There’s been a lot of criticism in the blogosphere of a widely reported news story this week about ‘infomania‘. If you haven’t already, have a quick read then come back.
Mind Hacks, amongst other, less thoughtful responses, question the use of the study. There are two main criticisms:
1. That the connection between being distracted and impaired performance is hardly groundbreaking.
Yes, but…remember that the people in this study were specifically told not to answer the phone and not to answer any emails. People are suffering a serious cognitive deficit just from the presence of potential distracters. This has important implications for the many companies who ask their employees to work in open-plan offices.
2. After the distractions are over people’s performance returns to normal.
Yes, but…in real life there is no ‘after’. At work, many people have emails arriving continuously, as well as phones going all around them. In a busy office this acts as an almost continuous distractor.
About the author
Psychologist, Jeremy Dean, PhD is the founder and author of PsyBlog.
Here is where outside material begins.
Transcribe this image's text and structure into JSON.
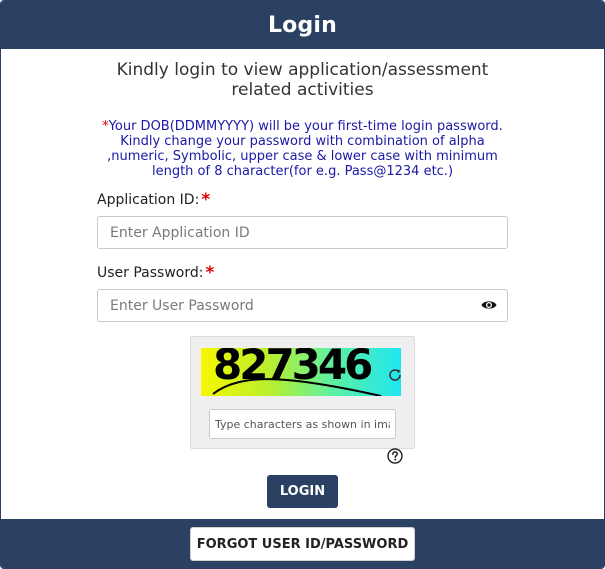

He holds a doctorate in psychology from University College London and two other advanced degrees in psychology.
He has been writing about scientific research on PsyBlog since 2004. He is also the author of the book “Making Habits, Breaking Habits” (Da Capo, 2013) and several ebooks:
- Accept Yourself: How to feel a profound sense of warmth and self-compassion
- The Anxiety Plan: 42 Strategies For Worry, Phobias, OCD and Panic
- Spark: 17 Steps That Will Boost Your Motivation For Anything
- Activate: How To Find Joy Again By Changing What You Do
This study is not just telling you that distractors are distracting. It’s telling you that a huge proportion of the workforce is working in conditions that are seriously detrimental to their performance.